Drinking to Quiet Anxiety
Aug. 11, 2000 -- A cool beer sounds good on a hot summer day ... wine is fine at dinnertime ... a margarita would be sublime, with lime. People's tastes in spirits are vastly varied, as are their reasons for drinking. What type of mood is likely to inspire us to drink? Are we more likely to drink when we're happy, bored, sad -- or nervous? If drinking is indeed a habit to calm the nerves, it could indicate a bigger problem, a new study from the French Bordeaux wine country suggests.
In analyzing the many moods that coincide with drinking, author Joel D. Swendsen, PhD, a psychology researcher at the University of Bordeaux II, writes that nervousness was the only negative mood that caused people to drink more alcohol later in the day, even more so than sadness. His study suggests the association could lead some people, especially men, to use alcohol to "self-medicate" so they don't feel nervous anymore.
In fact, "men were more likely than women to consume alcohol ... [reporting] that they could have 'really used a drink' if they had been nervous earlier in the day," he writes in a recent issue of the Journal of Abnormal Psychology.
Swendsen's study involved 100 men and women -- average age of 34 -- who drank at least three times a week. None had problems with alcohol, or a mood disorder, or a family history of problem drinking.

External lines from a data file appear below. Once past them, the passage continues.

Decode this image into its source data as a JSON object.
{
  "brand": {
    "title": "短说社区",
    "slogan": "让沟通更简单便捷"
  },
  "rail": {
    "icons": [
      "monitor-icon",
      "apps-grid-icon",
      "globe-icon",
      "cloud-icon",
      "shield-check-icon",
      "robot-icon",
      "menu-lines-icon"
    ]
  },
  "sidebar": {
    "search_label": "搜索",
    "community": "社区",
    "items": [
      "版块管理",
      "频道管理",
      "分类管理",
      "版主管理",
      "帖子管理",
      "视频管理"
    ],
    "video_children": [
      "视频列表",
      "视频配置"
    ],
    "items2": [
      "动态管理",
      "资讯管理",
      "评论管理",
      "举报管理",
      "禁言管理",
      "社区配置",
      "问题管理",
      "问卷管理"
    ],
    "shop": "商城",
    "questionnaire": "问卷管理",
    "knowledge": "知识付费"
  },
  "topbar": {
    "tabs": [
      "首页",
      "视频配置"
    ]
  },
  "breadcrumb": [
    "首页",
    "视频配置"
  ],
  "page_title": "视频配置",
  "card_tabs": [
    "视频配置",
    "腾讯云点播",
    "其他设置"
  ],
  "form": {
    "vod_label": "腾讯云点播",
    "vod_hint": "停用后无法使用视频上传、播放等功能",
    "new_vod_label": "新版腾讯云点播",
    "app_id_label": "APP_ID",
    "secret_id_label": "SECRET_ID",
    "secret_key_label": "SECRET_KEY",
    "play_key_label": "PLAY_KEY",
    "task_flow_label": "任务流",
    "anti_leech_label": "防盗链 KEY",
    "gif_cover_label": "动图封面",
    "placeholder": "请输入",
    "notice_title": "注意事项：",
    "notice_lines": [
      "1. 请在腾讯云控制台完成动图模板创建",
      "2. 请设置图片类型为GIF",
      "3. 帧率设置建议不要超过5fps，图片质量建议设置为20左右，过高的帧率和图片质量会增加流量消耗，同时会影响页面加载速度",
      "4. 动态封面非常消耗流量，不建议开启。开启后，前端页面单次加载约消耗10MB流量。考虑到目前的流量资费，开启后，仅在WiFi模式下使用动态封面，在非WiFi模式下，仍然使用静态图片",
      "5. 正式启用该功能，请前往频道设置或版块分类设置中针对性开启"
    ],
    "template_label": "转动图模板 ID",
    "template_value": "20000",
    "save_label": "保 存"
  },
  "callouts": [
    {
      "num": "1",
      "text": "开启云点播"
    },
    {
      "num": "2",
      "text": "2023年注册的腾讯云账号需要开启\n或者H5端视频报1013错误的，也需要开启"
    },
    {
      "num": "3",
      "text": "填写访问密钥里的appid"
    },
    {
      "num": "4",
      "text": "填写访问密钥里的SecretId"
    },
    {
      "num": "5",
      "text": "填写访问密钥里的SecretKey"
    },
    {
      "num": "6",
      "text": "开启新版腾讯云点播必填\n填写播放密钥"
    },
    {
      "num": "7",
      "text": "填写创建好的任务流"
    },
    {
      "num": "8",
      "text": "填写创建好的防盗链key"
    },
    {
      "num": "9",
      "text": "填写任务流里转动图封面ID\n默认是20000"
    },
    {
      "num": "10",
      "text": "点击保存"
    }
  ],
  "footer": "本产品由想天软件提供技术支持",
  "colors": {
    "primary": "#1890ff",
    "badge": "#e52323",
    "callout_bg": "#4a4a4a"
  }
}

With the aid of a hand-held computer, they recorded their moods throughout each day. Three times a day, for 30 days, they received an audible prompt from the computer. At each signal, they were to indicate their mood -- whether active, peppy, happy, relaxed, quiet, bored, sad, or nervous -- on the computer.
They also recorded virtually every drink they had. On the nights a party loomed ahead, a computer prompt every hour "told" them to record their drinks and the type of drink: regular, light, or low-alcohol beer, five types of wine, three types of liquor as well as brandy, cordials, and liqueur -- and how much they drank.
Every evening, each person rated -- on an eight-point scale -- the intensity of his or her desire to drink during the day. Choices of statements ranged from "I felt I could really use a drink" to "the idea of drinking was appealing."
Researchers found that significant numbers of people drank when either feeling happy (at a party) or in a quiet mood -- but that did not indicate impending problems. However, the study found that people who were nervous drank more and this seemed to reduce their anxiety.
And while many women in the study used alcohol to quell their nerves, men did so more consistently -- and found it more effective than did women.